Segment Start: RECORDS SUPPLIED

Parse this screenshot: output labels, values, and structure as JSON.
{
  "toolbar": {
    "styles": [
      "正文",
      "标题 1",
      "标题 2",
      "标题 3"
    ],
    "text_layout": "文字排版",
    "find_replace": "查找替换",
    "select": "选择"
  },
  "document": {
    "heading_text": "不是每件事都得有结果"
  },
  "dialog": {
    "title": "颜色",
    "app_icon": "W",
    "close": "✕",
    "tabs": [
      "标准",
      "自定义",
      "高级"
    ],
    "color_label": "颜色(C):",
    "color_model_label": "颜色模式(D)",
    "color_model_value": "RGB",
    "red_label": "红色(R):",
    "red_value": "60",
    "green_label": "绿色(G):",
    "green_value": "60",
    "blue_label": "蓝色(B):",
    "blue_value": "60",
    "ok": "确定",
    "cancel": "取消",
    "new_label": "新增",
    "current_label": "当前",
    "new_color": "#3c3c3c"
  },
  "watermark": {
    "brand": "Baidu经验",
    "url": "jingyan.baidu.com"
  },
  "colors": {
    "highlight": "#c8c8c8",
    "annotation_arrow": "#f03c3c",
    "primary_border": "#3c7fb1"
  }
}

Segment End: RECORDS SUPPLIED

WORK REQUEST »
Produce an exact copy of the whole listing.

ANSWER TO THE PROBLEM »
Parse this screenshot: output labels, values, and structure as JSON.
{
  "toolbar": {
    "styles": [
      "正文",
      "标题 1",
      "标题 2",
      "标题 3"
    ],
    "text_layout": "文字排版",
    "find_replace": "查找替换",
    "select": "选择"
  },
  "document": {
    "heading_text": "不是每件事都得有结果"
  },
  "dialog": {
    "title": "颜色",
    "app_icon": "W",
    "close": "✕",
    "tabs": [
      "标准",
      "自定义",
      "高级"
    ],
    "color_label": "颜色(C):",
    "color_model_label": "颜色模式(D)",
    "color_model_value": "RGB",
    "red_label": "红色(R):",
    "red_value": "60",
    "green_label": "绿色(G):",
    "green_value": "60",
    "blue_label": "蓝色(B):",
    "blue_value": "60",
    "ok": "确定",
    "cancel": "取消",
    "new_label": "新增",
    "current_label": "当前",
    "new_color": "#3c3c3c"
  },
  "watermark": {
    "brand": "Baidu经验",
    "url": "jingyan.baidu.com"
  },
  "colors": {
    "highlight": "#c8c8c8",
    "annotation_arrow": "#f03c3c",
    "primary_border": "#3c7fb1"
  }
}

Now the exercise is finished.